I hope you like it. Just figure out the main things that you would like to try at first and ease into it. Here are some apps that I like:
* TheHighCalling.org (we have an app for that! Makes reading the articles and reflections super easy)
* Notes (my daughters use RememberTheMilk; I use Note Everything; lots of people use Evernote…I treat these as a repository for random bits of information, like someone quick gives me an address or a website or a phone number or the name of a book…or I create a shopping list, etc)
* Gtasks (this coordinates with the tasks on the Google calendar; it serves as my to-do list)
* Facebook (an app on the phone)
* Peep (I have a Droid and this is the app it uses for Twitter)
* Internet/Google (whatever the phone provides for looking stuff up–I use this often)
* GasBuddy (finds the cheapest gas prices near you using your GPS or you can type in a zip code)
* Navigation (my droid has a navigation app that tells me when to turn to get to my destination–I love the voice feature.
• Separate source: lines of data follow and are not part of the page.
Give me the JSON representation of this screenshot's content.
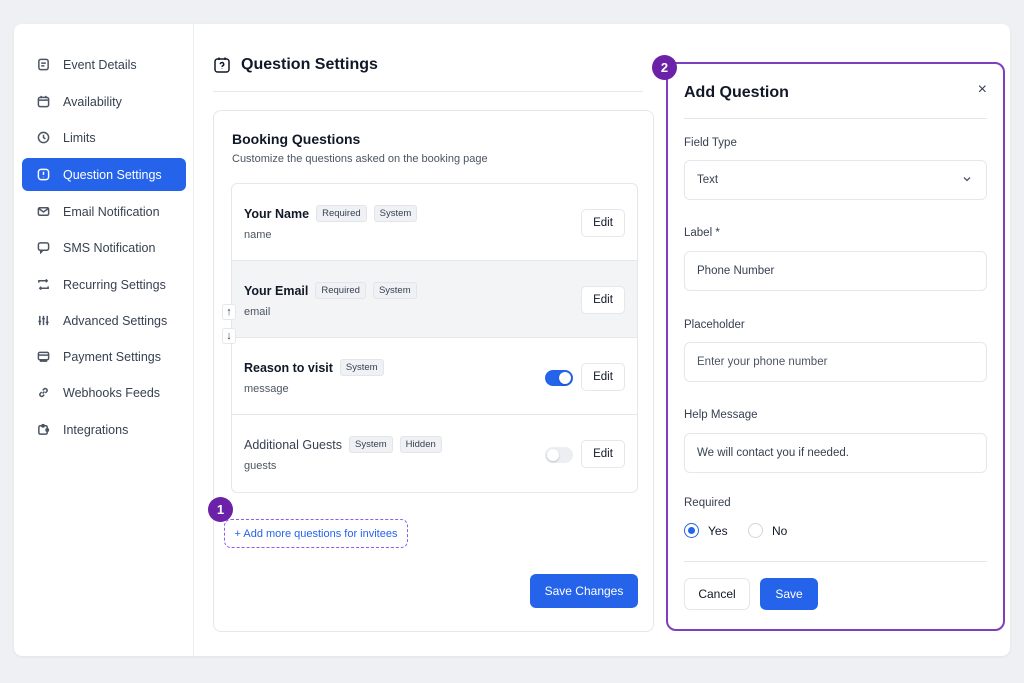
{
  "sidebar": {
    "items": [
      {
        "label": "Event Details",
        "icon": "document-icon"
      },
      {
        "label": "Availability",
        "icon": "calendar-icon"
      },
      {
        "label": "Limits",
        "icon": "clock-icon"
      },
      {
        "label": "Question Settings",
        "icon": "question-icon",
        "active": true
      },
      {
        "label": "Email Notification",
        "icon": "mail-icon"
      },
      {
        "label": "SMS Notification",
        "icon": "chat-icon"
      },
      {
        "label": "Recurring Settings",
        "icon": "repeat-icon"
      },
      {
        "label": "Advanced Settings",
        "icon": "sliders-icon"
      },
      {
        "label": "Payment Settings",
        "icon": "payment-icon"
      },
      {
        "label": "Webhooks Feeds",
        "icon": "link-icon"
      },
      {
        "label": "Integrations",
        "icon": "puzzle-icon"
      }
    ]
  },
  "page": {
    "title": "Question Settings"
  },
  "booking": {
    "title": "Booking Questions",
    "subtitle": "Customize the questions asked on the booking page",
    "questions": [
      {
        "name": "Your Name",
        "tags": [
          "Required",
          "System"
        ],
        "field": "name",
        "edit": "Edit"
      },
      {
        "name": "Your Email",
        "tags": [
          "Required",
          "System"
        ],
        "field": "email",
        "edit": "Edit"
      },
      {
        "name": "Reason to visit",
        "tags": [
          "System"
        ],
        "field": "message",
        "edit": "Edit",
        "toggle": true
      },
      {
        "name": "Additional Guests",
        "tags": [
          "System",
          "Hidden"
        ],
        "field": "guests",
        "edit": "Edit",
        "toggle": false
      }
    ],
    "move_up": "↑",
    "move_down": "↓",
    "add_more": "+ Add more questions for invitees",
    "save": "Save Changes"
  },
  "badges": {
    "one": "1",
    "two": "2"
  },
  "drawer": {
    "title": "Add Question",
    "close": "×",
    "field_type_label": "Field Type",
    "field_type_value": "Text",
    "label_label": "Label *",
    "label_value": "Phone Number",
    "placeholder_label": "Placeholder",
    "placeholder_value": "Enter your phone number",
    "help_label": "Help Message",
    "help_value": "We will contact you if needed.",
    "required_label": "Required",
    "yes": "Yes",
    "no": "No",
    "required_selected": "Yes",
    "cancel": "Cancel",
    "save": "Save"
  },
  "colors": {
    "accent": "#2563eb",
    "highlight": "#7e3fbf",
    "badge": "#6b21a8"
  }
}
It uses a ton of batteries, though, so I have my cord in the car to plug in and recharge)
* TheWeek.com (headlines, summaries and links pulled from many news sources; love this to keep track of what’s going on in the world–it provides daily updates throughout the workweek; the print edition comes out once a week)
* Voice Recorder (I use this more than you’d think–recently recorded my son’s cello lesson to share with his grandmother; I’ve recorded my parents as they tell family stories)
* Kindle (before I had a Kindle reader, I used the app on my phone)
* Adobe reader (lets me read documents that come as email attachments)
* Email (I love keeping track of e-mail when I don’t have access to my computer)
* Phone (oh, yes, that’s right…sometimes I make phone calls on my phone! 😉 )
Diana Trautwein says
That sounds both wonderful and absolutely overwhelming!! I’ll take it slow, I imagine, but I am looking forward to all those things you’ve listed. Just hope I can keep up. Thanks so much for these good tips.
It was fun to look in my phone and ask myself what I use–but, like I said, when I first got my smartphone, I just used the phone, text (with my kids, but I was very slow and mostly just replied simple, short notes like “Yes” and “Ok” and “See you soon”), and e-mail.
All those other things sort of “grew” as I experimented. I’ve seen a few people around the wealthy town down the road driving Porsches and BMWs at 30 mph. The car does what they need it to do in style and comfort, even though the car could do so much more. You could do the same with your phone–just drive it 30 mph for now, until you’re comfortable. Maybe you’ll add some things, maybe not. It’s possible you’ll just use a few features and you won’t ever have a need to rev the engine! It’s yours to use however you like. It’ll be fun.